Today, nine of us with the Old Dominion Appalachian Trail Club got together for a nice, moderate hike up and back the Austin Mountain Fire Road in Shenandoah National Park.  Thanks, Jenni, for organizing and leading the hike.

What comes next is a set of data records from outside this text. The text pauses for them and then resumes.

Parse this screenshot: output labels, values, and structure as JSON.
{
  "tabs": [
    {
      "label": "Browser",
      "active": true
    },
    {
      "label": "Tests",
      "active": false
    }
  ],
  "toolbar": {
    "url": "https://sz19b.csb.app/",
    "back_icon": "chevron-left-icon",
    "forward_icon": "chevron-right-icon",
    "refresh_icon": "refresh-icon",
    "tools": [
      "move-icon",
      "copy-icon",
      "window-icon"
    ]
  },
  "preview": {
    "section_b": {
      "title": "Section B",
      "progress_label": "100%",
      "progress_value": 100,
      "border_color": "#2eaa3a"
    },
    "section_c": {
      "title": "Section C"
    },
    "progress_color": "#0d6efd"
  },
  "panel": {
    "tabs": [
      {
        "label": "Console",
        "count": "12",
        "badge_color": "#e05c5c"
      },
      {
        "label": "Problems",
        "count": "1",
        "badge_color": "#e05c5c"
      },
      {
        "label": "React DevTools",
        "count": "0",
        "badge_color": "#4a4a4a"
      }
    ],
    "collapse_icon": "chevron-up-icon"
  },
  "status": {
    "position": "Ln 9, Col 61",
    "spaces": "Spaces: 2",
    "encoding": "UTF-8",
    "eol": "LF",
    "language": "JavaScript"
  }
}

This was 5.5 miles each way, all uphill on the way up and all downhill on the way back, for a total elevation gain of perhaps 1,500 feet.  Being a fire road rather than a trail, the surface was very easy to walk on, and we were able to hike several abreast and chat, always a pleasure up in the mountains.  Here is the route we took.  You can see that the fire road goes up through a gap between Austin and Furnace Mountains, ending at Brown's Gap on the Skyline Drive.  Some notes: we started and ended at the red arrow.  We had lunch up on the Skyline Drive at the red star.  The purple arrow marks Austin Mountain and the orange arrow marks Furnace Mountain.  There is a great little backpacking trip of three days through this area.  To see photos and and accounts from my backpacking trek here in 2011, go here.

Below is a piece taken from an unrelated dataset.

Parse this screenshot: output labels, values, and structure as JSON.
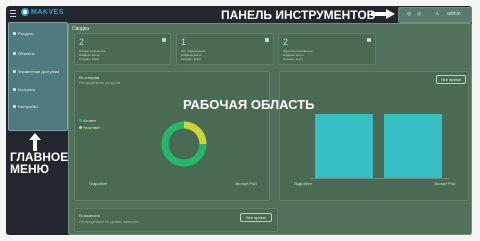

Here are a few more photos from this fun day of hiking back in the mountains.  In this one, some of our group stroll along the flat section that dominates the first mile of the hike.

Back on my 2011 trip, my buddy Hawkeye and I camped our first night around here.  I remember that it was hard to find a good campsite and that it was quite cold that first night, about 18 degrees F.

Here are the other eight of us (other than yours truly) on our lunch break up at Brown's Gap.  We were there about 20 minutes, and only a half dozen or so cars went by in that time.  We would do "the wave" as they approached.

Here is a view of Furnace Mountain high above us.  There is a great view point at the top.

It does not get any easier in the mountains than a fire road. This one is exceptionally well maintained.

And here is Austin Mountain high above.  I don't remember great views from near the top, but there was lots of broken rock to hike over.

We didn't see much wildlife: one white-breasted nuthatch to be exact.  And I heard a pileated woodpecker.  But it was a great day in the woods, and my painful knee and ankle held up reasonably well - since the trail was so smooth.  I lead a group hike the end of this week to the Great Dismal Swamp, and so will be back out on the trail really soon.

1 comment:

  1. Looks like a fun hike. : ) Certainly had a beautiful day.